How the threat landscape is shaping the network security business

Pat Calhoun is the Senior Vice President & General Manager, Network Security, at McAfee. In this interview he talks about constructing the strategic direction for McAfee’s Network Security business, he defines the Next Generation Firewall of the future, and much more.

How is the fast-paced threat landscape shaping the network security business?
Recent high-profile data breaches at major retailers and financial institutions remind us that security is a moving target, as attackers relentlessly raise the bar for what qualifies as adequate protection. It’s clear that point-security solutions, and even layered solutions are not enough to keep increasingly well-armed and organized cyber criminals out of corporate networks.

What’s needed are products that function as integral parts of a much broader ecosystem of anti-threat solutions and information, both ingesting and distributing critical updates. So called “connected” security solutions should be able to share threat intelligence seamlessly across organizational and network boundaries – from the network edge, from all remote and branch offices and locations, and from within the network itself.

What have been the major changes in the last few years?
The impact of advanced threats on the security landscape is evident in the proliferation of point-security solutions. As new threats emerge, organizations and service providers are compelled either by customers, regulations, or internal concerns, to add new protections. All too often, these “bolt-on” defenses do not communicate information about new attacks with each other, resulting in a “Keystone Cops” style of response with duplication of effort, wasted time, and unnecessary data breaches.

Determined criminals will launch attacks against multiple network entry points. If other security solutions and network administrators aren’t informed of these attempts, criminals are free to continue trying all doors one by one until they discover a vulnerability to exploit.

What challenges are you facing in your current position that you haven’t experienced while working for Cisco or Airespace?
The sophistication and speed of attacks has increased dramatically in the three years since I was at Cisco. Today, the concept of a single-purpose security appliance is really no longer relevant. The only way to meaningfully increase security postures is to improve sharing of real-time, actionable threat intelligence between security solutions located across the entire network.

While I was at Airespace, the hacking techniques we were addressing were not nearly as advanced and primarily involved accessing private Wi-Fi networks. Following some early data breaches of this type, such as TJ Maxx, a whole slew of Wi-Fi defense technologies and countermeasures were developed.
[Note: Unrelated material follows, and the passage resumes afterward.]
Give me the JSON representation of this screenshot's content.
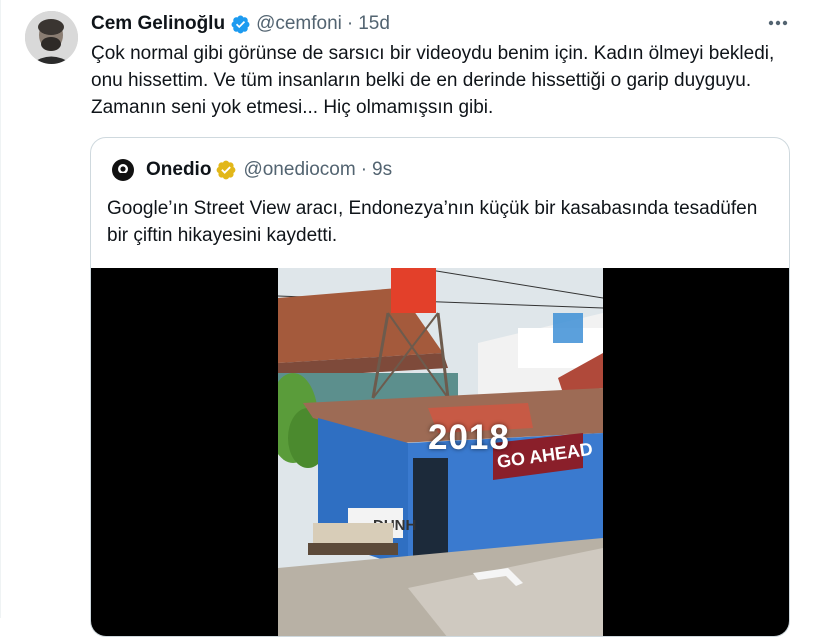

How have those positions prepared you for the task of constructing the strategic direction for McAfee’s Network Security business?
At Airespace we learned to be nimble and highly responsive to new threats and changes in the security marketplace. We also realized the important role that security management solutions play in coordinating a strong defense posture. At Cisco I learned the power of enabling coordination between network IT and security departments. Since security threats ultimately impact both departments, they should have equal access to the information needed to tackle problems and strengthen defenses.

What defines the Next Generation Firewall of the future?
Connected solutions should work in concert, providing protection against the latest threats for the entire network environment. Because of its role as an active sentry at the network edge, core, and in the datacenter, the connected next-generation firewall (NGFW) is very important to the security fabric. It should be able to receive and act on the latest threat information from around the globe, as well as from other local and distributed security solutions.

Additionally, next-generation firewalls should not become a bottleneck when protections such as deep packet inspection, antivirus and virtual private networking are enabled. All too often, network administrators are tempted to disable critical security features they’ve paid for just to improve network throughput.

Will advanced behavior analytics help with the increase of highly targeted threats?
Yes. However, we must remember that analytics are only as good as the information they are based upon. This is precisely why a connected security architecture is so crucial. Accurate and timely information is needed from all security sensors in your network, such as IPS and NGFWs, in order to formulate accurate responses to threats, and to minimize false-positives. Efficient workflow analytics are also important for fast troubleshooting and identifying trends when conducting forensics.